Obituary, Richard Morrow

Innovator on burden of disease measurement

TDR news item
17 September 2013

Professor Richard Morrow, MD, MPH, passed away on 17 August, 2013 at the age of 81. From 1979-1991, Dr Morrow was the responsible officer for the epidemiology component of TDR. He brought a wealth of knowledge that he had acquired from his research on tropical infectious diseases. His studies on the epidemiology of Mycobacterium ulcerans (Buruli ulcer) in Uganda and of hepatitis in Ghana are notable examples of his academic and professional contributions.

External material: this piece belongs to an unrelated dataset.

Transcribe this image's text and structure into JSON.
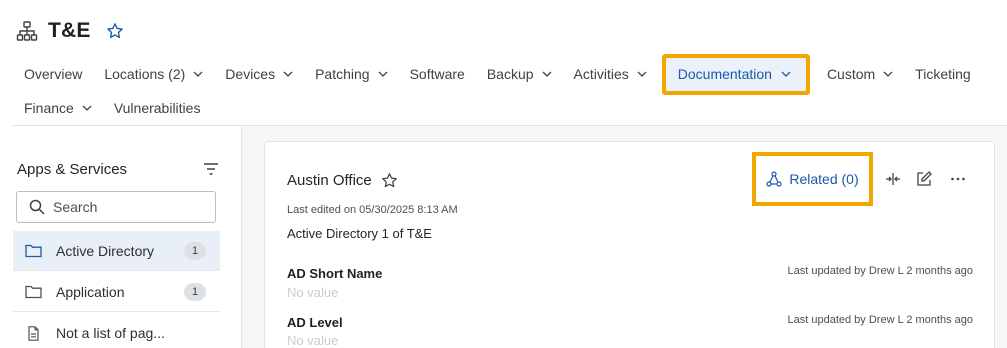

His most remarkable scientific contribution was his introduction of an original concept on the measurement of the burden of disease. He put forward the innovative idea of measuring this burden by combining loss of useful life through premature death with the loss due to disability. This innovative approach, published in 1981 by the Ghana Health Assessment Team that he led (see reference below), has been universally adopted by WHO, other health-related organizations and public health specialists. The basic concept has been further refined and adapted. Of the various derivatives of Dr Morrow’s concept, the ‘Disability Adjusted Life Years’ (DALY) is the most familiar measurement of the burden of disease.

Before joining TDR, Dr Morrow was professor of international health at the Harvard School of Public Health and on leaving WHO he was appointed professor at Johns Hopkins University. Dr Morrow was noted for his keen interest in training scholars and in programmes for strengthening institutions in developing countries, and mentored many protégés.

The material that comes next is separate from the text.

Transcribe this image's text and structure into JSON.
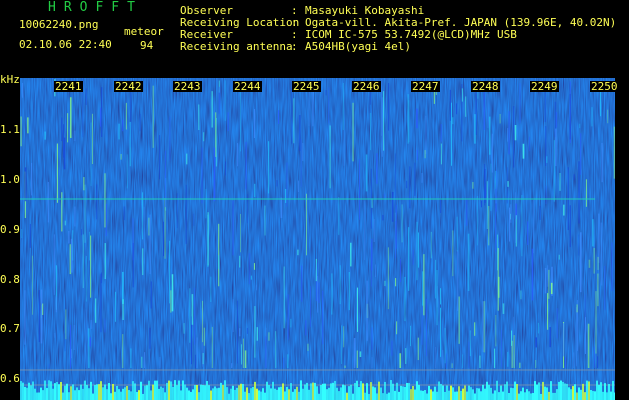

He is survived by his wife, Helga, four children and nine grandchildren.

With thanks to Adetokunbo O. Lucas, former Director of TDR, for providing this memorial.

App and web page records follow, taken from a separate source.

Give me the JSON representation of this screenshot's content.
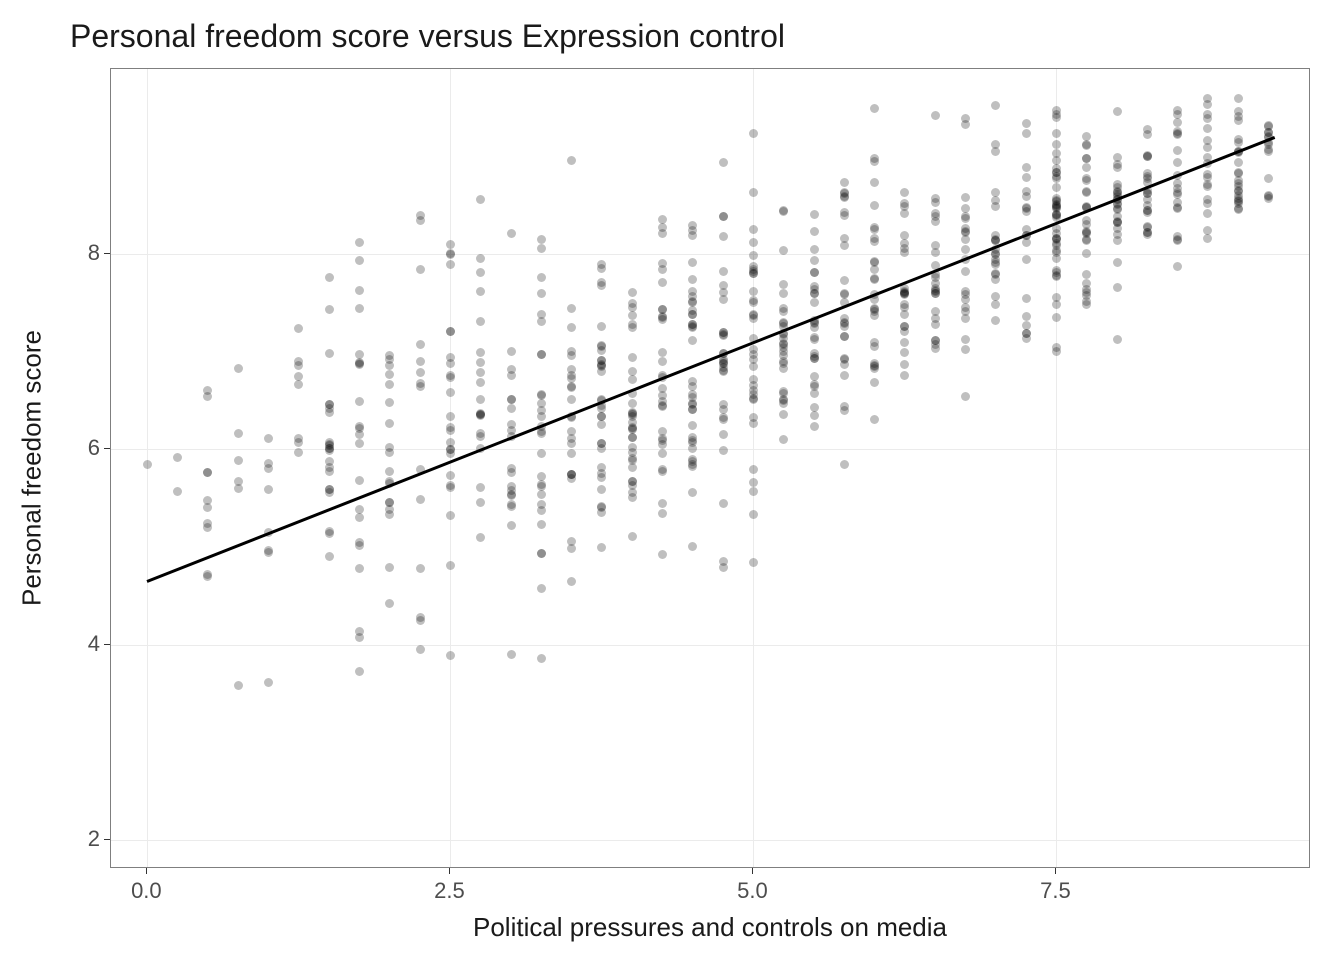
{
  "chart_data": {
    "type": "scatter",
    "title": "Personal freedom score versus Expression control",
    "xlabel": "Political pressures and controls on media",
    "ylabel": "Personal freedom score",
    "xlim": [
      -0.3,
      9.6
    ],
    "ylim": [
      1.7,
      9.9
    ],
    "xticks": [
      0.0,
      2.5,
      5.0,
      7.5
    ],
    "yticks": [
      2,
      4,
      6,
      8
    ],
    "xtick_labels": [
      "0.0",
      "2.5",
      "5.0",
      "7.5"
    ],
    "ytick_labels": [
      "2",
      "4",
      "6",
      "8"
    ],
    "regression": {
      "x1": 0.0,
      "y1": 4.65,
      "x2": 9.3,
      "y2": 9.2
    },
    "x_levels": [
      0.0,
      0.25,
      0.5,
      0.75,
      1.0,
      1.25,
      1.5,
      1.75,
      2.0,
      2.25,
      2.5,
      2.75,
      3.0,
      3.25,
      3.5,
      3.75,
      4.0,
      4.25,
      4.5,
      4.75,
      5.0,
      5.25,
      5.5,
      5.75,
      6.0,
      6.25,
      6.5,
      6.75,
      7.0,
      7.25,
      7.5,
      7.75,
      8.0,
      8.25,
      8.5,
      8.75,
      9.0,
      9.25
    ],
    "n_per_level": [
      1,
      2,
      10,
      6,
      8,
      8,
      22,
      22,
      18,
      14,
      24,
      20,
      20,
      28,
      24,
      32,
      32,
      30,
      36,
      30,
      34,
      28,
      28,
      26,
      28,
      24,
      24,
      22,
      22,
      20,
      44,
      28,
      26,
      22,
      20,
      18,
      24,
      14
    ],
    "sd_per_level": [
      0.0,
      0.3,
      1.2,
      1.1,
      1.0,
      0.6,
      1.0,
      1.1,
      1.0,
      1.2,
      1.0,
      0.9,
      1.0,
      1.2,
      0.9,
      0.9,
      0.8,
      0.8,
      0.8,
      0.8,
      0.9,
      0.7,
      0.7,
      0.7,
      0.7,
      0.65,
      0.6,
      0.6,
      0.55,
      0.55,
      0.6,
      0.55,
      0.5,
      0.5,
      0.5,
      0.45,
      0.4,
      0.35
    ],
    "mean_offset_per_level": [
      1.2,
      1.0,
      0.3,
      0.2,
      0.1,
      0.8,
      0.5,
      0.4,
      0.3,
      0.0,
      0.1,
      0.4,
      0.1,
      0.0,
      0.0,
      0.1,
      -0.1,
      -0.1,
      -0.1,
      -0.1,
      -0.2,
      -0.1,
      0.0,
      0.0,
      0.0,
      0.0,
      0.0,
      0.0,
      0.0,
      0.0,
      0.0,
      0.0,
      0.0,
      0.0,
      0.0,
      0.0,
      0.0,
      0.0
    ]
  }
}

Reference
Ghana Health Assessment Team 1981 “Quantitative Methods of Assessing Health Impact of Different Diseases in Less Developed Countries.” International Journal of Epidemiology 10 (1), 73-81

For more information, please contact

Jamie Guth
TDR Communications Manager
Telephone: +44 79 441 2289
E-mail:guthj@who.int